[Goal of the exercise]:
Below are records; count how many of their lines contain the string "Absatzstile", and give only that number.

App and web page records:
• • • • • • •

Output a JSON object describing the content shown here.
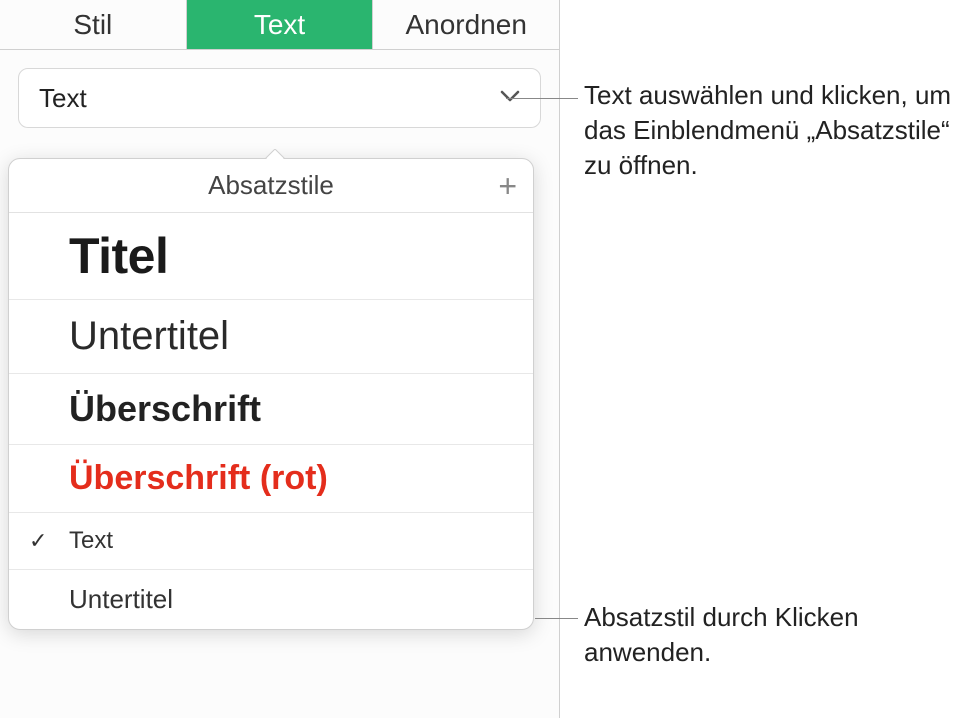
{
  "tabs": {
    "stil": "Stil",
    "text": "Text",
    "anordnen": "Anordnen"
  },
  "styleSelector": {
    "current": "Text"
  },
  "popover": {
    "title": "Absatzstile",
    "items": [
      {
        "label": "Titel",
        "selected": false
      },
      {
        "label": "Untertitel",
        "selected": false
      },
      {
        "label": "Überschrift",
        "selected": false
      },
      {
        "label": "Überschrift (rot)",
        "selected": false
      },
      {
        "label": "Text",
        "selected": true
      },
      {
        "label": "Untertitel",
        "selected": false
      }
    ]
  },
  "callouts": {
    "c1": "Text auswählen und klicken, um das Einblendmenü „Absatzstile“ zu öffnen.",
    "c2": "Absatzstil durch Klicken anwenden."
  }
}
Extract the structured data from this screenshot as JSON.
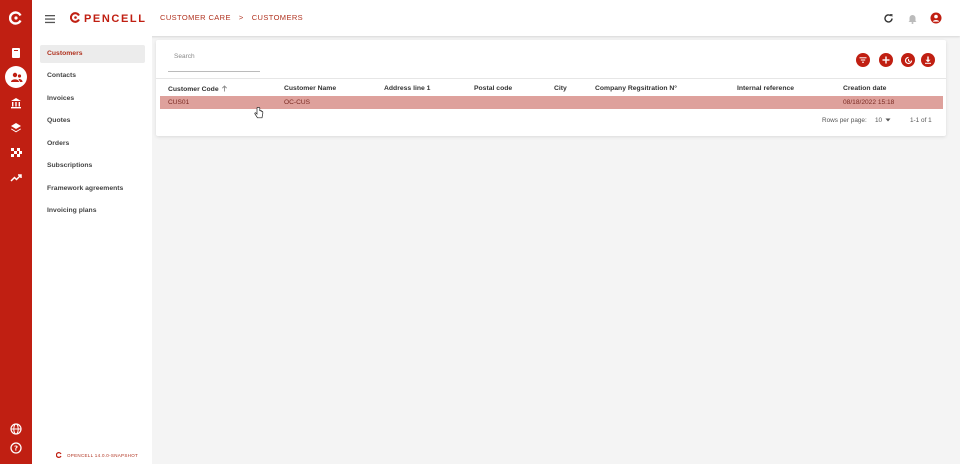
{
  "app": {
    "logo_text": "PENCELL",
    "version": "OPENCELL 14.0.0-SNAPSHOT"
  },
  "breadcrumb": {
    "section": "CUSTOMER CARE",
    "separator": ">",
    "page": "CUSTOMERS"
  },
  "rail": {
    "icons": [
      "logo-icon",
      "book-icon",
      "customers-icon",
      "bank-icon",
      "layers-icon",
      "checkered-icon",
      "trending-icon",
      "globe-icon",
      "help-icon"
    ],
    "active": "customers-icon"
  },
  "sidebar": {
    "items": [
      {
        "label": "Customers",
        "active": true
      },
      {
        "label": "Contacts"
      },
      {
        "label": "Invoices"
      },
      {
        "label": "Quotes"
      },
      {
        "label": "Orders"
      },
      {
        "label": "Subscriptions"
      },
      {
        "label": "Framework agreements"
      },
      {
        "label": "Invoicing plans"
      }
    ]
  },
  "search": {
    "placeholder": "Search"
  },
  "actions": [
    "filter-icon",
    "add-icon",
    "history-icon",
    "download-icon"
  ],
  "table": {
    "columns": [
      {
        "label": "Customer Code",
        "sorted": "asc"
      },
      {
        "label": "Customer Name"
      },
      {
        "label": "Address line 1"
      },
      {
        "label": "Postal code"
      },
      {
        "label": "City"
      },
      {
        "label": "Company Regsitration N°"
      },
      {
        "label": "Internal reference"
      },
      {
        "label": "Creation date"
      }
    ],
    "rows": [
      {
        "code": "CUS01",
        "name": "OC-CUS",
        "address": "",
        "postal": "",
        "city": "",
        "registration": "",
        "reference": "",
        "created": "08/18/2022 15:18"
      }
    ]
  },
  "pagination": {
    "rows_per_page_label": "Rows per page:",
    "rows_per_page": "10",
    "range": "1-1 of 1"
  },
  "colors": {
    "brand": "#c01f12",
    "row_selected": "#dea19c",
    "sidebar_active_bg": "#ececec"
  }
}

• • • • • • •

[Result for this exercise]:
2